Review: ‘The Song’ is a well-worn, one-note story


A ceaseless, hurtin’ tune of a music-driven romantic drama, “The Song” plays out its tired refrain with all the subtlety of a Sunday sermon.

Living in the long shadow cast by his famous country-singing dad, Louisville’s Jed King (musician Alan Powell in a solemn, one-note performance) has been struggling to find his own identity, musical or otherwise.

He’s determined not to repeat the mistakes of his late, hard-living pop, so he embraces the Good Book and courts a vineyard owner’s daughter, the sweet Rose (Ali Faulkner), and is prepared to settle into a life of domestic bliss.

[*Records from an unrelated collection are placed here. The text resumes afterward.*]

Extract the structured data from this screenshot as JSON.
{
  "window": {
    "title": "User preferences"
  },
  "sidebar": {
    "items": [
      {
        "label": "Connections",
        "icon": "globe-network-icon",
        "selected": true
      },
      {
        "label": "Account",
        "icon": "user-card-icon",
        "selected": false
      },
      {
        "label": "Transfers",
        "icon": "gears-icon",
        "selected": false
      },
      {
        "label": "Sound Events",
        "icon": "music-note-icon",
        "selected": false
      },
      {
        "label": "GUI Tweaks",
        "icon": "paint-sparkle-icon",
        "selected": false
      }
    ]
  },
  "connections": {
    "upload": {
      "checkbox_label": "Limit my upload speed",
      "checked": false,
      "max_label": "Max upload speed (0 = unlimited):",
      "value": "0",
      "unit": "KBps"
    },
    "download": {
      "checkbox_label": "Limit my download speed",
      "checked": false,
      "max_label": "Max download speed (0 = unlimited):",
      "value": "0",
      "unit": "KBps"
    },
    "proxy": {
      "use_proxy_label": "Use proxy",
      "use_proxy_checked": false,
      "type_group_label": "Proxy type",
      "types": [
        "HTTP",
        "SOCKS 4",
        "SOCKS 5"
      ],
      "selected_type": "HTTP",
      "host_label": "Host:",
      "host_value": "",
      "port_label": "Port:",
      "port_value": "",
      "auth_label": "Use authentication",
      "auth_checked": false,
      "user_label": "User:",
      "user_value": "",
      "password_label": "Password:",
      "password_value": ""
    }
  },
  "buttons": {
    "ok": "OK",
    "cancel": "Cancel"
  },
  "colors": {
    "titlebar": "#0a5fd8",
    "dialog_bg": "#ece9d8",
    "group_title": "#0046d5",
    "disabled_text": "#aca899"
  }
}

But when the song he writes for Rose becomes a hit and fortune and fame beckons, Jed goes on the road and is inevitably led into temptation by his opening act, the brazen, tattooed Shelby (a playful Caitlin Nicol-Thomas).

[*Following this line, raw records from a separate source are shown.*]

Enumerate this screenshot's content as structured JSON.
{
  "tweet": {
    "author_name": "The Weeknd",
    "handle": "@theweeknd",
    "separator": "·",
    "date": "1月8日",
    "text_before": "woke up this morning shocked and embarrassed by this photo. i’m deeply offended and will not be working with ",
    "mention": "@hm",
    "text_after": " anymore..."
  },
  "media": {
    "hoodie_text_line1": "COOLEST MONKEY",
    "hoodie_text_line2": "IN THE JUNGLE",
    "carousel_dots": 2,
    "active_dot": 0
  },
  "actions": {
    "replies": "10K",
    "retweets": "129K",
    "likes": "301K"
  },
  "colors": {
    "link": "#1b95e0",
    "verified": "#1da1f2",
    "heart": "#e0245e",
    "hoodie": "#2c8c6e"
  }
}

First-time feature director Richard Ramsey’s screenplay is informed by the Song of Solomon — a reference that is hammered home throughout the overlong film courtesy of scripture-quoting voice-overs. He seems uninterested in doing anything original or unexpected.

Instead he always goes down the path of least resistance, relying on an all-too-familiar template with clichéd characters that are never allowed an unspoken inner thought.

The melody may be as old as the Bible, but “The Song” could have benefited from a fresher voice.


“The Song.”

MPAA rating: PG-13 for thematic elements including substance abuse, smoking.

Running time: 1 hour, 57 minutes.

Playing: In limited release.